"Stronzi. Tutti sono stronzi." Turds. They're all turds.
"Ladri. Tutti sono ladri." Thieves. They are all thieves.
"Tutti sono uguale." They are all the same.
"Niente cambia mai." Nothing ever changes.
"Tutti parlano senza dire niente." They're all talk without saying a word.
"Boh." Beats the hell out of me.
Which all boils down to..."I'm not voting because it doesn't change a thing". Voter apathy, pure and simple. With such a complicated system of coalitions, double-dealings, talking heads, and power plays, I can't say I entirely blame them. But get out and vote they will...I hope. Fortunately, it will all be over soon enough. Unfortunately, given Italy's recent politcal history, we may be repeating it all anew in six months.
In case you're wondering...while we are residenti in Italy, we're not citizens and therefore not eligible to vote. Which is a great relief.
If, like my mom's friend Tom, you can't get you enough of that politickin, hop over to read some of these articles:
- GB of Italian Notebook explains about the campaign billboards
- Wikipedia's listing of parties and coalitions
- Bleeding Espresso's take on the fall of government and Silvio Berlusconi
Background on Italian elections at Election Resources
Makes our choices seem a lot simpler and clearer, no?

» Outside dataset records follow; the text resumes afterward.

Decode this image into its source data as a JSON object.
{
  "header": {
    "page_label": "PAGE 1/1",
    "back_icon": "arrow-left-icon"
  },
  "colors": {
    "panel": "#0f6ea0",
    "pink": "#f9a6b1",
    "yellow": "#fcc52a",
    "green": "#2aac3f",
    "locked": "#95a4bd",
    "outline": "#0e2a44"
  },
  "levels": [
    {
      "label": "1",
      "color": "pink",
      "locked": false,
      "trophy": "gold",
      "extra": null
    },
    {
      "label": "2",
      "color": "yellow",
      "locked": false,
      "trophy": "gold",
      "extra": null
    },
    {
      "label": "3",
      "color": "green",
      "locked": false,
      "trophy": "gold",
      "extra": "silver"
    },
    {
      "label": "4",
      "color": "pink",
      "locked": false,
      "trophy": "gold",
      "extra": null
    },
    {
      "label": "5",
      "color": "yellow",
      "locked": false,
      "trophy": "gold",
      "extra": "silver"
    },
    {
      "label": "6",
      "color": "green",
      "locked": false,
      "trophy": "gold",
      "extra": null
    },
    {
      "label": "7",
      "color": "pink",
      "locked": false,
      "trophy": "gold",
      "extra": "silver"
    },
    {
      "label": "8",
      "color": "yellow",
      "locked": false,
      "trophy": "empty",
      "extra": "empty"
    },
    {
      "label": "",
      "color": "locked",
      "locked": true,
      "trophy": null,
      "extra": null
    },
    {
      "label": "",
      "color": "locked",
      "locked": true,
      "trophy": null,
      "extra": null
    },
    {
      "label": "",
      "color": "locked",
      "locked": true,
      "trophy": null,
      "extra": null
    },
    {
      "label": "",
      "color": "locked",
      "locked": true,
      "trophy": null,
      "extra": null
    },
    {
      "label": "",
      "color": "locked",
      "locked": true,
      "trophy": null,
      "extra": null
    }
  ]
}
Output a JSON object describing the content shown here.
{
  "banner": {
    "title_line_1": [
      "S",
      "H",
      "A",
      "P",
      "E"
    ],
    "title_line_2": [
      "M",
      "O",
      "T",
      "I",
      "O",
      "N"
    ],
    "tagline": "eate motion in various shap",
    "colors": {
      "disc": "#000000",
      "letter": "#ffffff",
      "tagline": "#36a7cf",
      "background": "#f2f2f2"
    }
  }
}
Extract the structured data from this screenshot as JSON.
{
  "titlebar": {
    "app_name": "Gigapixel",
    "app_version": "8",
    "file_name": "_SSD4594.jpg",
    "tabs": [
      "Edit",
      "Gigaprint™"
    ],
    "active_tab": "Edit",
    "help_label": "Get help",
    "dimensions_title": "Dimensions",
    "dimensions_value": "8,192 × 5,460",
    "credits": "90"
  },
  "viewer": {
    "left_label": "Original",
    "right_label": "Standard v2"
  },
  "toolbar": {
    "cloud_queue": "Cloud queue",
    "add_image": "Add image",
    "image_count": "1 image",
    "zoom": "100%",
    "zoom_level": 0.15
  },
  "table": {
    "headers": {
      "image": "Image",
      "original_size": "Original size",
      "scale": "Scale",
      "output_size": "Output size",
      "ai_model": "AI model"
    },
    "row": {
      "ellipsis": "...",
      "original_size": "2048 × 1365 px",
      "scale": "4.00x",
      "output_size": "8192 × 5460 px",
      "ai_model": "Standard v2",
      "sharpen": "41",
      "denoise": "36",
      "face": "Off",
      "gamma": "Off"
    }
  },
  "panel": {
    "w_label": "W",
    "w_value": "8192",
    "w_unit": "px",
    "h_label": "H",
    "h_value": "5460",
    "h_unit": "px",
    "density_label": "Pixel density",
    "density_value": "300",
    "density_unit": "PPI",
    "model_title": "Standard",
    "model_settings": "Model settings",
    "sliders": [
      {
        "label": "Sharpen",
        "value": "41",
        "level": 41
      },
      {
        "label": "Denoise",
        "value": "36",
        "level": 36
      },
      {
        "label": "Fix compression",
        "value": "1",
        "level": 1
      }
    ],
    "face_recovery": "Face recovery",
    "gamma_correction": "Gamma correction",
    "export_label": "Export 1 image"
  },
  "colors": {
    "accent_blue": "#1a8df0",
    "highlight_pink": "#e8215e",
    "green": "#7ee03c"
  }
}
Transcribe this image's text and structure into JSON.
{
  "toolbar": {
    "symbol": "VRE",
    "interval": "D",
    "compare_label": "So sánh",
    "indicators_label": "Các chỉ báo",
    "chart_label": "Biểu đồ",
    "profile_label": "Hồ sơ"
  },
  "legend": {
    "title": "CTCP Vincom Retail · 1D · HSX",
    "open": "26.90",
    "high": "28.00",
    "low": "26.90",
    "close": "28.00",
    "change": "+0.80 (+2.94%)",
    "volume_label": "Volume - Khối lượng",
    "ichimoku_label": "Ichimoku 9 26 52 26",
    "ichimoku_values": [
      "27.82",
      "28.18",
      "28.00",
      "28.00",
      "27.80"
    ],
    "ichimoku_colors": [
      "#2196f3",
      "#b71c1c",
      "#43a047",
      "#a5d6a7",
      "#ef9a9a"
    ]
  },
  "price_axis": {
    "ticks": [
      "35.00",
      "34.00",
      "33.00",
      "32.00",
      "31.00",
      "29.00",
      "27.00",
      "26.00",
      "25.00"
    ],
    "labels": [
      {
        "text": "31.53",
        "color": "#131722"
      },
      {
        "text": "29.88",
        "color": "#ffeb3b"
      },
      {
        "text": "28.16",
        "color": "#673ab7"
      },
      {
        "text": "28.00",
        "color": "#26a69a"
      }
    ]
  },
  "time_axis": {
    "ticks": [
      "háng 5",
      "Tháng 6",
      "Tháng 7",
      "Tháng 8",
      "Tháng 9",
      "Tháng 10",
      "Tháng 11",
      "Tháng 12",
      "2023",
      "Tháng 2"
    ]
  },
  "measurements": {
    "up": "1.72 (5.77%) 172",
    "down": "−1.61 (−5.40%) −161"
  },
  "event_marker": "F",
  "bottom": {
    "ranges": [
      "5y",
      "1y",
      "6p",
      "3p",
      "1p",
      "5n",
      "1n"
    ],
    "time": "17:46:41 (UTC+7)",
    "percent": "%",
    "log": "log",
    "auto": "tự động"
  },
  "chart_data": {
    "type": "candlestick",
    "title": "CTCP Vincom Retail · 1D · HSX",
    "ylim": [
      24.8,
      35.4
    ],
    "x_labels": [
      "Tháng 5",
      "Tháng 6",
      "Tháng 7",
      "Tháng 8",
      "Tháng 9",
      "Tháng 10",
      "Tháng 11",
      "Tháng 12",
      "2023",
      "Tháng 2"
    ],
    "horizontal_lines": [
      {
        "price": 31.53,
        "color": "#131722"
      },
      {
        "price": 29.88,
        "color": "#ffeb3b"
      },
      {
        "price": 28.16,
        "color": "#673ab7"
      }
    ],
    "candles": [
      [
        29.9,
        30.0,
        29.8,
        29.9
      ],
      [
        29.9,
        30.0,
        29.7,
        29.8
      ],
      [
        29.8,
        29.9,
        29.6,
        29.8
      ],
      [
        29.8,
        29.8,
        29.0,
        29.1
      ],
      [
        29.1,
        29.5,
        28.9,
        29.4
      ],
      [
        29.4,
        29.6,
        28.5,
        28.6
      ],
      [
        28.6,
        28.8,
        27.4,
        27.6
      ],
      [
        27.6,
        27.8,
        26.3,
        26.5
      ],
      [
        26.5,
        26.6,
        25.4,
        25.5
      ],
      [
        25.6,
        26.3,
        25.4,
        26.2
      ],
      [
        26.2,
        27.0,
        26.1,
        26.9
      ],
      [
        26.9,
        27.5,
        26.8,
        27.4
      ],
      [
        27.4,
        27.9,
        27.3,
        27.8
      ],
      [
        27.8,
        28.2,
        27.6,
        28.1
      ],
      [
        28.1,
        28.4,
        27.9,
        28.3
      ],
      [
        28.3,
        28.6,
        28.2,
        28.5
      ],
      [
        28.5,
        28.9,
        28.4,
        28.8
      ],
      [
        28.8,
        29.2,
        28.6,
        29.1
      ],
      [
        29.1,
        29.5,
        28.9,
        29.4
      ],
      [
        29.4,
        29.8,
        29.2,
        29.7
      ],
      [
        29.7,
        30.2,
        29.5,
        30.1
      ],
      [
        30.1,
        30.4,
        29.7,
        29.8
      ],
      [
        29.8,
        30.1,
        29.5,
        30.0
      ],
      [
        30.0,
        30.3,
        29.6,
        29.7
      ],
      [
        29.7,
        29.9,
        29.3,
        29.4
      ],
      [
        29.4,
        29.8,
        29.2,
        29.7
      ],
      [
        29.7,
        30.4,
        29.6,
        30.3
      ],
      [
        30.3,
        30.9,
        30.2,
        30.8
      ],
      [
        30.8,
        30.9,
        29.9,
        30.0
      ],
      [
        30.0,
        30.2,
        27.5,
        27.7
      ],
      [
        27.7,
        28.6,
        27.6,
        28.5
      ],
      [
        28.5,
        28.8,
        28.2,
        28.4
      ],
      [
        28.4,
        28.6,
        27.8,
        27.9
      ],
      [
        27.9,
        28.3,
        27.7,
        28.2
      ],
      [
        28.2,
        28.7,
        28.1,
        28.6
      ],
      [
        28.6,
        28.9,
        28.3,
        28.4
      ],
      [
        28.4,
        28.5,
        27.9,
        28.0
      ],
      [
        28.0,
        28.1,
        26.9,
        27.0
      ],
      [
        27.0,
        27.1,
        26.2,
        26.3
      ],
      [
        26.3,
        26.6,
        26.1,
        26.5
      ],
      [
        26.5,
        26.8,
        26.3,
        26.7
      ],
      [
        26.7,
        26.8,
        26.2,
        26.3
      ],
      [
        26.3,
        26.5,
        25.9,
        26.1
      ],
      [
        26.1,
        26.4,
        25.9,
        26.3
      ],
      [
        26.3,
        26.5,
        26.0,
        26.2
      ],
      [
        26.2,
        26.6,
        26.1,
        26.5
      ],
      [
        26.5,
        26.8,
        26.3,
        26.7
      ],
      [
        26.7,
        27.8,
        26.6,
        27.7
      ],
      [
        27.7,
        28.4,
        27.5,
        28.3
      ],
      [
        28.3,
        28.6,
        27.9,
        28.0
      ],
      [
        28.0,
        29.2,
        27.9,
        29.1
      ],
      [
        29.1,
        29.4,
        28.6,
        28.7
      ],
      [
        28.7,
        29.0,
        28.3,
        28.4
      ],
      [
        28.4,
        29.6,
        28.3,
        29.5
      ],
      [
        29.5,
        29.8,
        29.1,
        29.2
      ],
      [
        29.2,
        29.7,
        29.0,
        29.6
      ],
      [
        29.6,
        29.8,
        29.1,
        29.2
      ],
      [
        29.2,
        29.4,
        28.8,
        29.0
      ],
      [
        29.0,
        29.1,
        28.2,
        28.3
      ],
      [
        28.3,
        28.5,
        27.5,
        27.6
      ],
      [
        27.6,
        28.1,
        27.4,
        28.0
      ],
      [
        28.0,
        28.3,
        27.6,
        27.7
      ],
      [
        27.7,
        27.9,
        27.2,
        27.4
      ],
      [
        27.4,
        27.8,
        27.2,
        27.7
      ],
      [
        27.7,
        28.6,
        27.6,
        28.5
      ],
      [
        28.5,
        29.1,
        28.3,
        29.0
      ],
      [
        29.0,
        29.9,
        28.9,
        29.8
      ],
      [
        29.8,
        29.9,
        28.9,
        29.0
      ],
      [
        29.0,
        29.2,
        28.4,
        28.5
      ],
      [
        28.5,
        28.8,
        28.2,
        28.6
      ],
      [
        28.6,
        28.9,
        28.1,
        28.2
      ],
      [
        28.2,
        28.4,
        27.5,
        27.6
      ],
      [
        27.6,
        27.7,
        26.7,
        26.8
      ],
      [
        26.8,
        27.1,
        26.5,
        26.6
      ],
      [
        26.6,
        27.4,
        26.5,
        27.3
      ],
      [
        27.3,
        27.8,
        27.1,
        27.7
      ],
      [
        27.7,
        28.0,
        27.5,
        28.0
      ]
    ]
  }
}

Since writing this post I had a strange experience. I was in the pasticceria that I've frequented since we moved here. The barista and I usually chat it up a bit, so I asked if he was voting. He answered, "yes, because if you don't vote you can't gripe about things afterwards." Then I inquired who he would be voting for. He stammered, told me it was a secret and cast his eyes downward. Strange, so I pointed out he asked me directly about my vote. You should know his attire for the day as it figures into the story. He was dressed in a black t-shirt underneath a red bottom-up shirt. He pointed to his chest and said, "I'm voting like this". Ah, from your heart? Good for you! No, he said...nero. Pointing to his outer red shirt he scowled, "I'm not voting red but black." Eh? Black shirts? As in...fascism? Stranissimo!
Wednesday, April 02, 2008
I love the atmosphere, the feel of the heavy stones beneath my feet, the narrow pathways with timeless rock-hewn buildings rising on either side providing intrigue. The fact that I can place my feet where others have tread two thousand years before me is an exciting thing. I like the way the light ducks in and shimmers on the stones. Exploring these streets brings a new discovery each time, no matter how many times I’ve walked those paths before.